== Segment start ==

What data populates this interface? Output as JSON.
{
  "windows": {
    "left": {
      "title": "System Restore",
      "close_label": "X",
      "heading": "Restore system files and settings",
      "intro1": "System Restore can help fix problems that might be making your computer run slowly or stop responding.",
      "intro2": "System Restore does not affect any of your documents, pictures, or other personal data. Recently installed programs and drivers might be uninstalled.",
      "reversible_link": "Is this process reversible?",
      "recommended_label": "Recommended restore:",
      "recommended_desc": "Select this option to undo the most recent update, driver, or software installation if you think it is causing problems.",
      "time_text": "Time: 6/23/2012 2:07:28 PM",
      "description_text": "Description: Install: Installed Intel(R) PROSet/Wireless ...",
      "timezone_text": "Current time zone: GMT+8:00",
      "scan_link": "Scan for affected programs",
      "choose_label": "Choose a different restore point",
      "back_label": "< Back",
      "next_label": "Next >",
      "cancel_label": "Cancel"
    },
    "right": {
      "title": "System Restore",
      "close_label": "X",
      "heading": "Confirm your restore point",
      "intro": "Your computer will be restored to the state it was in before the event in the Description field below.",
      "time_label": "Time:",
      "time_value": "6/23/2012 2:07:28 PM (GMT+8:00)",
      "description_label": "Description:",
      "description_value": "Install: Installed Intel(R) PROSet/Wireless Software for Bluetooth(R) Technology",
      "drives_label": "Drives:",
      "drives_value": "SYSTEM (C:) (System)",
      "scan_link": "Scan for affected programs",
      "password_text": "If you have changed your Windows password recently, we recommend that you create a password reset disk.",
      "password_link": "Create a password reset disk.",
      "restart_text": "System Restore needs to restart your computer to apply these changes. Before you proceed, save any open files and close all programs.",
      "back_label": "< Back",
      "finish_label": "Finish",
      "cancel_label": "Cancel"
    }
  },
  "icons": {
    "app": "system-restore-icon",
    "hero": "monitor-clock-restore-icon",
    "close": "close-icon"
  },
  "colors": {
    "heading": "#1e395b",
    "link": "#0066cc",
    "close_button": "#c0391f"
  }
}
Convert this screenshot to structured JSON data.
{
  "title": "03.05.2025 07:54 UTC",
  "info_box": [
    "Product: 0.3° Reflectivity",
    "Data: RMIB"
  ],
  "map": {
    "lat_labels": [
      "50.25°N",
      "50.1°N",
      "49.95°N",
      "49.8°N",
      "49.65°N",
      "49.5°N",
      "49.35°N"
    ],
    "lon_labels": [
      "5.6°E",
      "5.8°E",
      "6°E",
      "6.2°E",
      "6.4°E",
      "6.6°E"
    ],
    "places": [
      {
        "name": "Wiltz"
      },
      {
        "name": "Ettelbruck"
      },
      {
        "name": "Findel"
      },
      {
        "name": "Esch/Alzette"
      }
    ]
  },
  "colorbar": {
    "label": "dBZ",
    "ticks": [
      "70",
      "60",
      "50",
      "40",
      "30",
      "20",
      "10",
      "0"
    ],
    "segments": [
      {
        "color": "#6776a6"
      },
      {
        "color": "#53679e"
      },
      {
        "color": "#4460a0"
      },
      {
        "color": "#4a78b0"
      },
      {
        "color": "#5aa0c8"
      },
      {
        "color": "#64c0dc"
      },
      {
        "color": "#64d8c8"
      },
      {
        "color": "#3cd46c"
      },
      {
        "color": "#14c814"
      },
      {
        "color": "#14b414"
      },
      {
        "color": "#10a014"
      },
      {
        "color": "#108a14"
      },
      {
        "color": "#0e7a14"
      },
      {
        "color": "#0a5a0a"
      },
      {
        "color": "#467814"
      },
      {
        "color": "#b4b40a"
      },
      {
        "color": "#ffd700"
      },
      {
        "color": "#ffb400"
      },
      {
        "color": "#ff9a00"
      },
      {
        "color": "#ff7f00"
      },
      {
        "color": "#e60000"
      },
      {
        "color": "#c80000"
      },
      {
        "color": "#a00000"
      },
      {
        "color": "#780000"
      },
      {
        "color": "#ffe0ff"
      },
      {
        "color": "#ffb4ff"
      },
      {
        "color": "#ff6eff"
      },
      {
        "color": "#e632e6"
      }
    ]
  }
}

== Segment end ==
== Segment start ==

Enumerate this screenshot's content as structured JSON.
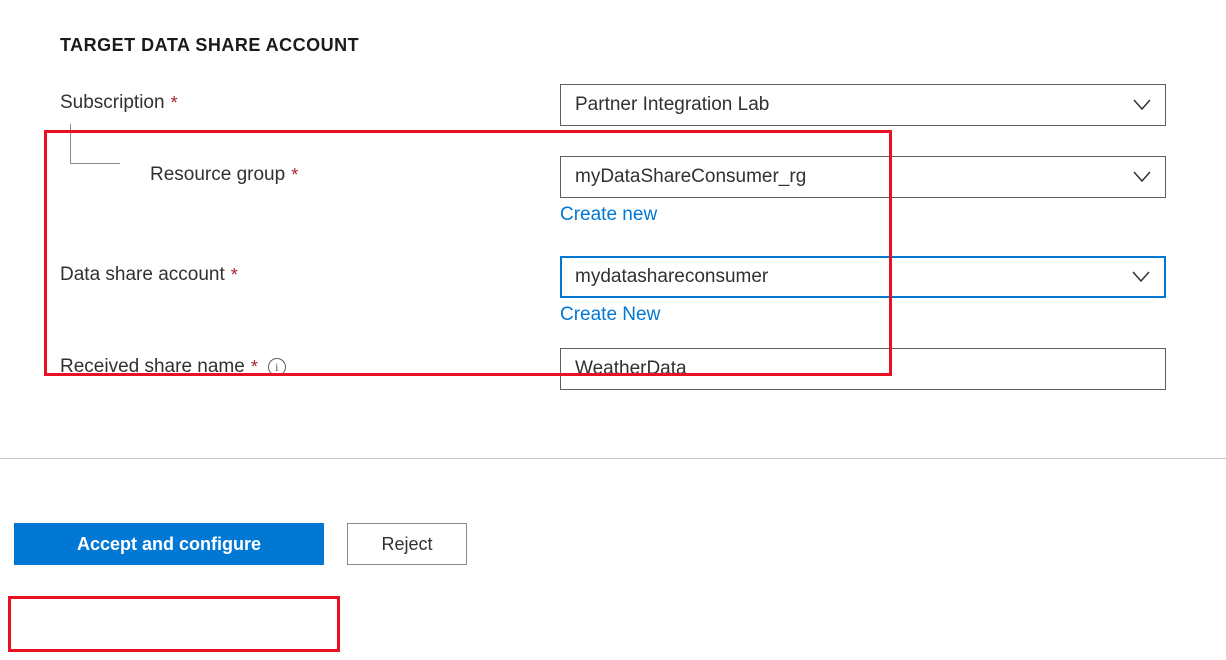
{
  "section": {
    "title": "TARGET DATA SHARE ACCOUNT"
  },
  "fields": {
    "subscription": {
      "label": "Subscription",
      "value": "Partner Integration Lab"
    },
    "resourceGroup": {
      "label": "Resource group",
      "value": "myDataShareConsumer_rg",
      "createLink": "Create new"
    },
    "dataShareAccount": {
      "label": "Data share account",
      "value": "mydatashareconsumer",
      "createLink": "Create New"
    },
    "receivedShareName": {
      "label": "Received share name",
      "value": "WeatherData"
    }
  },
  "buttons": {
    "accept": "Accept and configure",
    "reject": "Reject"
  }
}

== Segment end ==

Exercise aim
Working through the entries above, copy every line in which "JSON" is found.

Output
What data populates this interface? Output as JSON.
Convert this screenshot to structured JSON data.
Enumerate this screenshot's content as structured JSON.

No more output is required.